August 20, 1998

Jonathan G. Katz, Secretary

Securities and Exchange Commission

450 5th Street, N.W.

Washington, DC 20549-6009

Re: Proposed Amendment to Rule 102(e) of the Commission’s Rules of Practice

File Reference No. S7-16-98

Dear Mr. Katz:

FPL Group, Inc. (the Company) is pleased to comment on your proposed amendment to Rule 102(e) of the Commission’s Rules of Practice. The Company employs a number of professionals and obtains services from accountants in public practice who would be affected by such a proposal. The Company, an SEC registrant, is the parent company of Florida Power & Light Company, an investor-owned electric utility serving about half the population of Florida.

Rule 102(e) authorizes the Commission to censure, suspend or bar persons who practice before it for several reasons, including persons who engage in unethical or improper professional conduct.
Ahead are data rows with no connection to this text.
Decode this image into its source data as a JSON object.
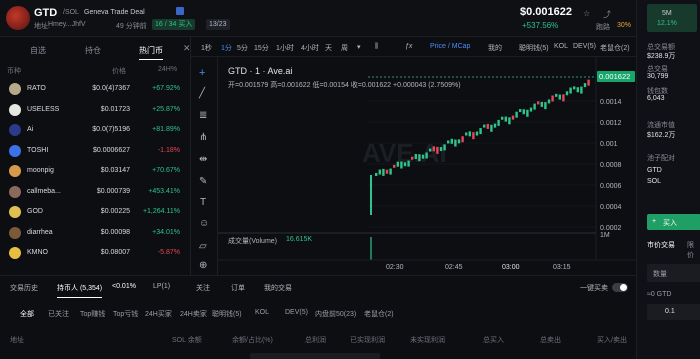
{
  "header": {
    "symbol": "GTD",
    "chain": "/SOL",
    "name": "Geneva Trade Deal",
    "address_label": "地址:",
    "address": "Hmey...JhfV",
    "age": "49 分钟前",
    "buy_count": "16 / 34 买入",
    "holders": "13/23",
    "price": "$0.001622",
    "price_change": "+537.56%",
    "stat_label": "跑路",
    "stat_value": "30%"
  },
  "left": {
    "tabs": [
      "自选",
      "持仓",
      "热门币"
    ],
    "col_coin": "币种",
    "col_price": "价格",
    "col_change": "24H%",
    "rows": [
      {
        "name": "RATO",
        "price": "$0.0(4)7367",
        "change": "+67.92%",
        "dir": "up",
        "color": "#b5a98a"
      },
      {
        "name": "USELESS",
        "price": "$0.01723",
        "change": "+25.87%",
        "dir": "up",
        "color": "#e8e6e0"
      },
      {
        "name": "Ai",
        "price": "$0.0(7)5196",
        "change": "+81.89%",
        "dir": "up",
        "color": "#2b3a8a"
      },
      {
        "name": "TOSHI",
        "price": "$0.0006627",
        "change": "-1.18%",
        "dir": "dn",
        "color": "#3b72e8"
      },
      {
        "name": "moonpig",
        "price": "$0.03147",
        "change": "+70.67%",
        "dir": "up",
        "color": "#d89a4a"
      },
      {
        "name": "callmeba...",
        "price": "$0.000739",
        "change": "+453.41%",
        "dir": "up",
        "color": "#8a6a5a"
      },
      {
        "name": "GOD",
        "price": "$0.00225",
        "change": "+1,264.11%",
        "dir": "up",
        "color": "#e0c050"
      },
      {
        "name": "diarrhea",
        "price": "$0.00098",
        "change": "+34.01%",
        "dir": "up",
        "color": "#7a5a3a"
      },
      {
        "name": "KMNO",
        "price": "$0.08007",
        "change": "-5.87%",
        "dir": "dn",
        "color": "#e8c040"
      }
    ]
  },
  "toolbar": {
    "intervals": [
      "1秒",
      "1分",
      "5分",
      "15分",
      "1小时",
      "4小时",
      "天",
      "周"
    ],
    "price_mcap": "Price / MCap",
    "mine": "我的",
    "smart": "聪明钱(5)",
    "kol": "KOL",
    "dev": "DEV(5)",
    "old": "老鼠仓(2)"
  },
  "chart": {
    "title": "GTD · 1 · Ave.ai",
    "ohlc": "开=0.001579 高=0.001622 低=0.00154 收=0.001622 +0.000043 (2.7509%)",
    "watermark": "AVE.AI",
    "last_price": "0.001622",
    "yticks": [
      "0.0014",
      "0.0012",
      "0.001",
      "0.0008",
      "0.0006",
      "0.0004",
      "0.0002"
    ],
    "xticks": [
      "02:30",
      "02:45",
      "03:00",
      "03:15"
    ],
    "volume_label": "成交量(Volume)",
    "volume_value": "16.615K",
    "vol_tick": "1M"
  },
  "right": {
    "mcap_label": "5M",
    "mcap_pct": "12.1%",
    "pool_label": "总交易额",
    "pool_value": "$238.9万",
    "tx_label": "总交易",
    "tx_value": "30,799",
    "wallet_label": "钱包数",
    "wallet_value": "6,043",
    "liq_label": "流通市值",
    "liq_value": "$162.2万",
    "pair_label": "池子配对",
    "pair_a": "GTD",
    "pair_b": "SOL",
    "buy_btn": "买入",
    "tab_market": "市价交易",
    "tab_limit": "限价",
    "qty_label": "数量",
    "bal": "≈0 GTD",
    "amt": "0.1"
  },
  "bottom": {
    "tabs": [
      "交易历史",
      "持币人 (5,354)",
      "<0.01%",
      "LP(1)",
      "关注",
      "订单",
      "我的交易"
    ],
    "hide_label": "一键买卖",
    "chips": [
      "全部",
      "已关注",
      "Top赚钱",
      "Top亏钱",
      "24H买家",
      "24H卖家",
      "聪明钱(5)",
      "KOL",
      "DEV(5)",
      "内盘前50(23)",
      "老鼠仓(2)"
    ],
    "cols": [
      "地址",
      "SOL 余额",
      "余额/占比(%)",
      "总利润",
      "已实现利润",
      "未实现利润",
      "总买入",
      "总卖出",
      "买入/卖出"
    ]
  }
}
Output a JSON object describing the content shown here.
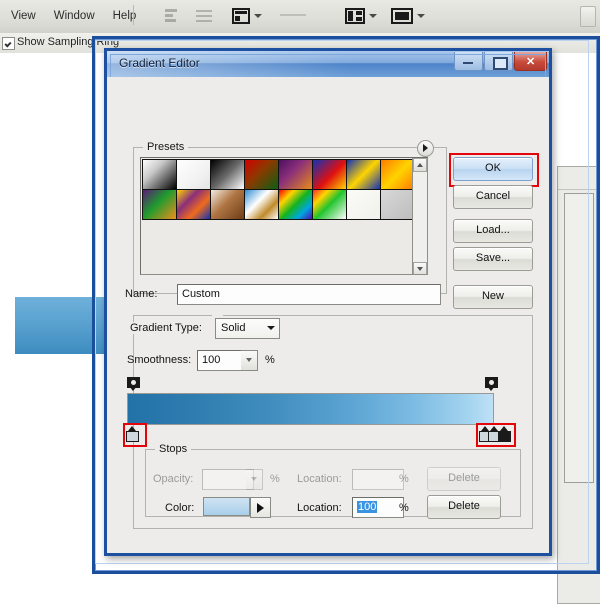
{
  "app": {
    "menu": [
      "View",
      "Window",
      "Help"
    ],
    "options_bar": {
      "show_sampling_ring_label": "Show Sampling Ring",
      "checked": true
    }
  },
  "dialog": {
    "title": "Gradient Editor",
    "window_buttons": {
      "minimize": "minimize-icon",
      "maximize": "maximize-icon",
      "close": "✕"
    },
    "presets": {
      "label": "Presets",
      "flyout_icon": "flyout-triangle-icon",
      "swatches": [
        {
          "name": "foreground-to-background",
          "css": "linear-gradient(135deg,#ffffff 0%,#c9c9c9 35%,#000000 100%)"
        },
        {
          "name": "foreground-to-transparent",
          "css": "linear-gradient(135deg,#ffffff 0%,#f2f2f2 60%,#e4e4e4 100%)"
        },
        {
          "name": "black-white",
          "css": "linear-gradient(135deg,#000000 0%,#6a6a6a 50%,#ffffff 100%)"
        },
        {
          "name": "red-green",
          "css": "linear-gradient(135deg,#d40000 0%,#8a3a00 45%,#0b5f14 100%)"
        },
        {
          "name": "violet-orange",
          "css": "linear-gradient(135deg,#4b1060 0%,#8a2f7a 40%,#e88b1a 100%)"
        },
        {
          "name": "blue-red-yellow",
          "css": "linear-gradient(135deg,#1332b4 0%,#e01010 55%,#ffd400 100%)"
        },
        {
          "name": "blue-yellow-blue",
          "css": "linear-gradient(135deg,#1332b4 0%,#ffd400 50%,#1332b4 100%)"
        },
        {
          "name": "orange-yellow-orange",
          "css": "linear-gradient(135deg,#ff7a00 0%,#ffd400 50%,#ff7a00 100%)"
        },
        {
          "name": "violet-green-orange",
          "css": "linear-gradient(135deg,#5a1c78 0%,#1f9b2e 45%,#ef8f1c 100%)"
        },
        {
          "name": "yellow-violet-orange-blue",
          "css": "linear-gradient(135deg,#ffd400 0%,#8a2f7a 35%,#ef6b1c 65%,#1332b4 100%)"
        },
        {
          "name": "copper",
          "css": "linear-gradient(135deg,#f3ece2 0%,#b07644 45%,#6d3c16 100%)"
        },
        {
          "name": "chrome",
          "css": "linear-gradient(135deg,#2f8fd4 0%,#ffffff 40%,#c08a2a 70%,#ffffff 100%)"
        },
        {
          "name": "spectrum",
          "css": "linear-gradient(135deg,#ff0000 0%,#ffd400 25%,#12b41f 50%,#00a6e0 75%,#4b10b4 100%)"
        },
        {
          "name": "transparent-rainbow",
          "css": "linear-gradient(135deg,#ff2a2a 0%,#ffd400 25%,#21c42d 50%,#ffffff 100%)"
        },
        {
          "name": "transparent-stripes",
          "css": "linear-gradient(135deg,#fbfbf7 0%,#f1f1ec 100%)"
        },
        {
          "name": "neutral-density",
          "css": "linear-gradient(135deg,#d8d8d8 0%,#bdbdbd 100%)"
        }
      ]
    },
    "name": {
      "label": "Name:",
      "value": "Custom",
      "new_button": "New"
    },
    "buttons": {
      "ok": "OK",
      "cancel": "Cancel",
      "load": "Load...",
      "save": "Save..."
    },
    "gradient_type": {
      "label": "Gradient Type:",
      "value": "Solid"
    },
    "smoothness": {
      "label": "Smoothness:",
      "value": "100",
      "unit": "%"
    },
    "gradient_preview": {
      "css": "linear-gradient(90deg,#2272a8 0%,#2f7cb0 18%,#3f8cbd 38%,#5aa3d2 60%,#7cbbe3 78%,#a3d3ef 93%,#bfe0f6 100%)",
      "left_stop_top_location": "0",
      "right_stop_top_location": "100"
    },
    "stops": {
      "label": "Stops",
      "opacity_label": "Opacity:",
      "opacity_value": "",
      "opacity_unit": "%",
      "location_label_top": "Location:",
      "location_value_top": "",
      "location_unit_top": "%",
      "delete_top": "Delete",
      "color_label": "Color:",
      "color_swatch": "#a9cfea",
      "location_label_bottom": "Location:",
      "location_value_bottom": "100",
      "location_unit_bottom": "%",
      "delete_bottom": "Delete"
    }
  },
  "colors": {
    "highlight": "#e4050b",
    "dialog_border": "#1d50a0",
    "title_gradient_start": "#a9c8ec",
    "accent_blue": "#3a93e0"
  }
}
The proposed amendment seeks to further define the phrase "improper professional conduct" as it relates to accountants specifically.
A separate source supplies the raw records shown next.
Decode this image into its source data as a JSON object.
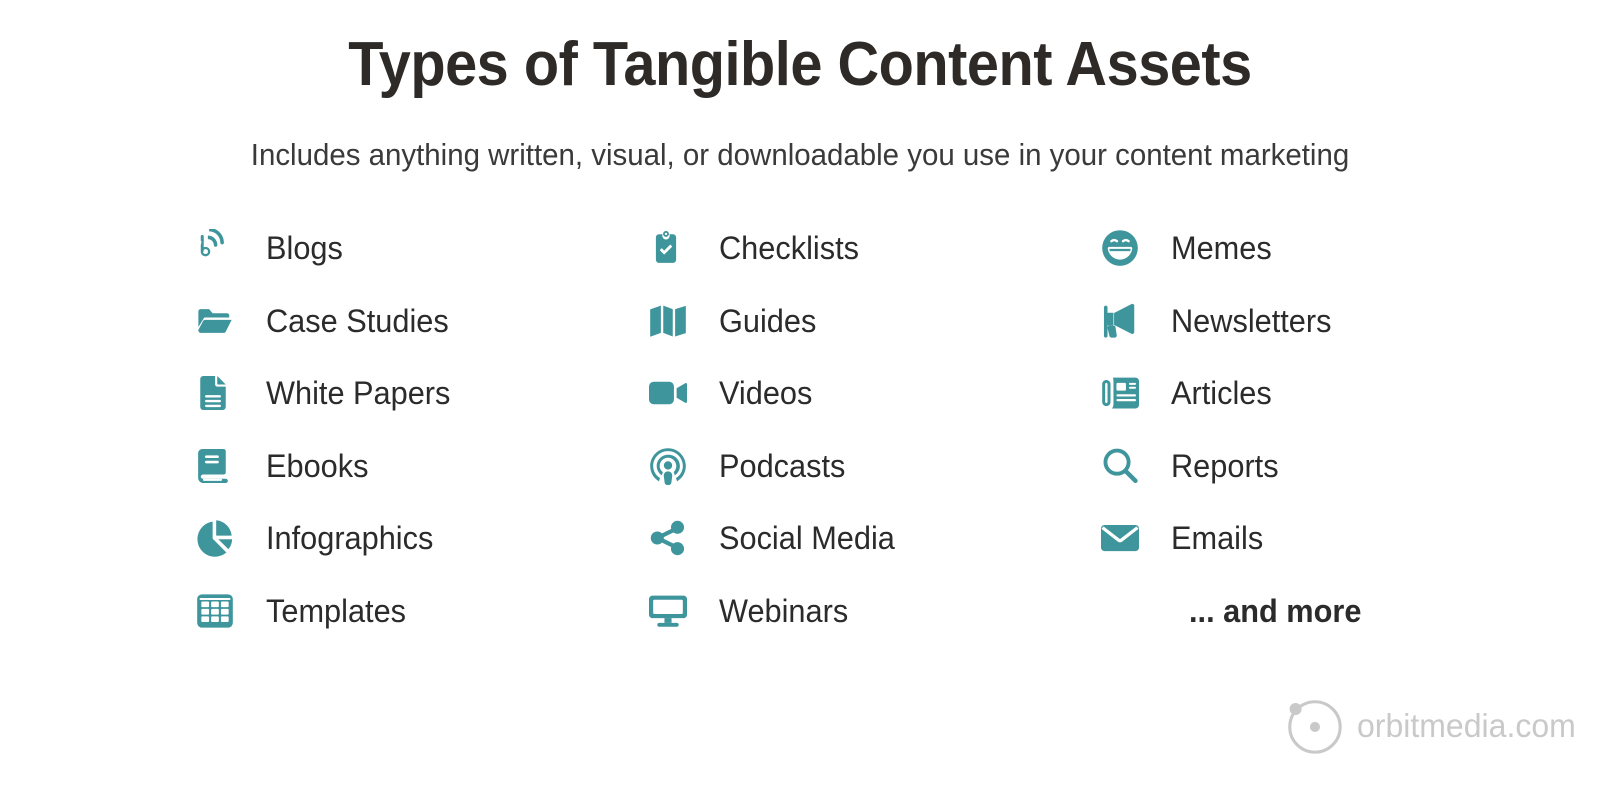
{
  "header": {
    "title": "Types of Tangible Content Assets",
    "subtitle": "Includes anything written, visual, or downloadable you use in your content marketing"
  },
  "theme": {
    "accent": "#3E959C",
    "text": "#2B2B2B",
    "title_color": "#2E2A28",
    "logo_gray": "#C9C9C9",
    "background": "#FFFFFF"
  },
  "columns": [
    {
      "items": [
        {
          "label": "Blogs",
          "icon": "blog-icon"
        },
        {
          "label": "Case Studies",
          "icon": "folder-icon"
        },
        {
          "label": "White Papers",
          "icon": "document-icon"
        },
        {
          "label": "Ebooks",
          "icon": "book-icon"
        },
        {
          "label": "Infographics",
          "icon": "pie-chart-icon"
        },
        {
          "label": "Templates",
          "icon": "grid-table-icon"
        }
      ]
    },
    {
      "items": [
        {
          "label": "Checklists",
          "icon": "clipboard-check-icon"
        },
        {
          "label": "Guides",
          "icon": "map-icon"
        },
        {
          "label": "Videos",
          "icon": "video-camera-icon"
        },
        {
          "label": "Podcasts",
          "icon": "podcast-icon"
        },
        {
          "label": "Social Media",
          "icon": "share-nodes-icon"
        },
        {
          "label": "Webinars",
          "icon": "desktop-monitor-icon"
        }
      ]
    },
    {
      "items": [
        {
          "label": "Memes",
          "icon": "grin-face-icon"
        },
        {
          "label": "Newsletters",
          "icon": "bullhorn-icon"
        },
        {
          "label": "Articles",
          "icon": "newspaper-icon"
        },
        {
          "label": "Reports",
          "icon": "magnifying-glass-icon"
        },
        {
          "label": "Emails",
          "icon": "envelope-icon"
        },
        {
          "label": "... and more",
          "icon": ""
        }
      ]
    }
  ],
  "logo": {
    "text": "orbitmedia.com",
    "mark": "orbit-logo-icon"
  }
}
We agree with the Commission’s attempt to provide greater clarity and consistency regarding the application of Rule 102(e). However, the proposed amendment, which speaks specifically to when accountants engage in "improper professional conduct", appears too broad and ambiguous, and could allow the Commission the ability to sanction professionals for good faith differences of opinion about what professional standards require, or for inadvertent errors or occasional negligent mistakes in the application of professional standards. We believe the focus of the proposed amendment should be on the underlying purpose of this rule which is to protect the integrity of the Commission’s processes, rather than engage in substantive regulation of accounting.

Areas of concern regarding the proposed amendment include the following:
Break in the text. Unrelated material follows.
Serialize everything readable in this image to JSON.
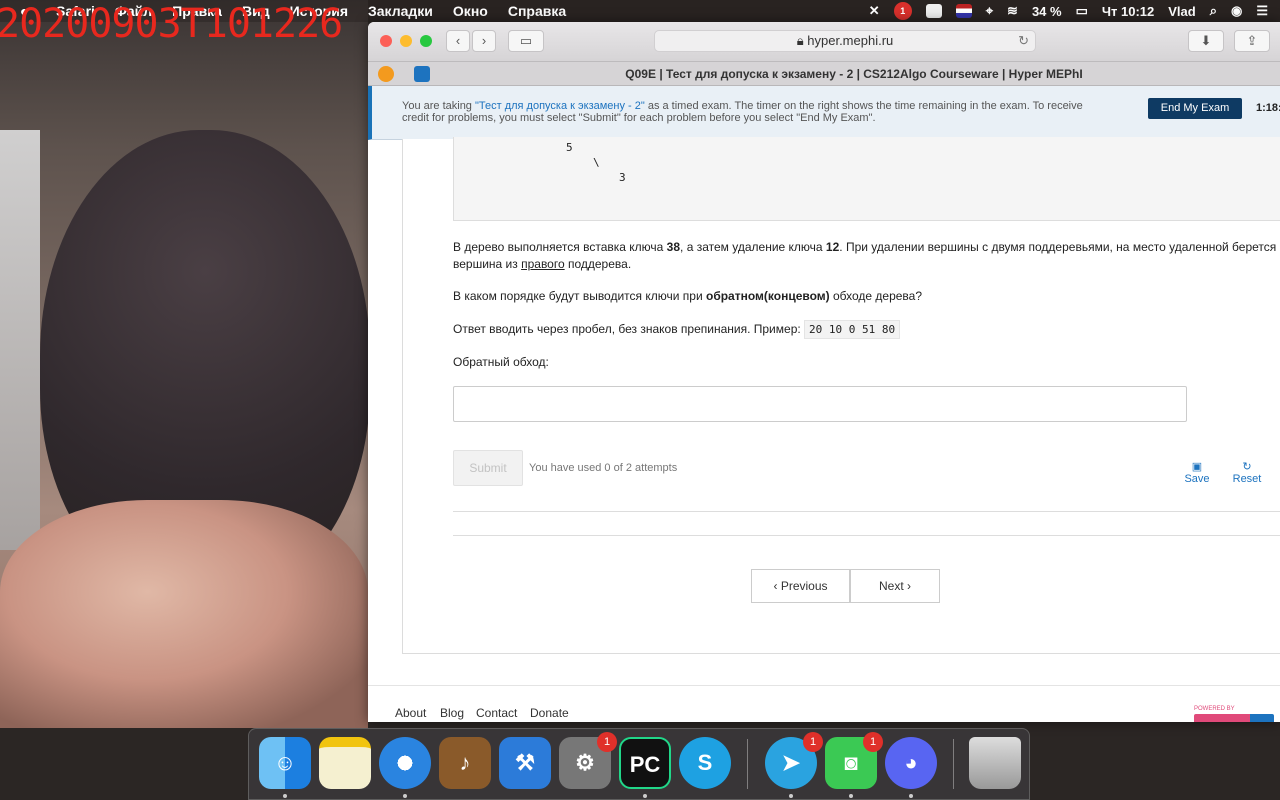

The amendment as proposed expressly incorporates the Commission’s reliance on a negligence standard and it contemplates that an accountant may be disciplined for even a single violation that presents a substantial risk. We do not believe that mere misjudgments or negligence necessarily establishes either professional incompetence warranting Commission disciplinary action or the likelihood of future danger to the Commission’s processes. While a harmless judgment error or immaterial mistake should not trigger a violation proceeding, reckless and specific negligent misconduct may require Commission action to protect the integrity of the Commission’s processes and the interests of the investing public.

The nature of accountants’ work, like other professionals subject to Rule 102(e), is to make judgement calls after considering many complex statutory and regulatory requirements, as well as applying established accounting and auditing standards. These determinations demand the application of independent professional judgment and involve matters of fact at a point in time, without the benefit of hindsight. Also, the professions are regulated according to rigorous ethical rules enforced by professional societies and state licensing boards. Matters of concern regarding ethical and professional responsibility are more properly dealt with by professional organizations. The Commission’s role is better served by disciplining those unscrupulous or incompetent practitioners that harm the integrity of its processes.

The relationship between accountants and both their employer and their independent accountants could be impaired in an environment that restricts accountants in the free exercise of their judgment. Accountants should have every incentive to exercise their objective professional judgment and advise their clients without fear that doing so will subject them to inappropriate sanctions based upon second guessing and overly broad, vague standards.

We thank you for the opportunity to comment on the proposed amendment. Your consideration of our comments is appreciated.


K.M. Davis

Controller and

Chief Accounting Officer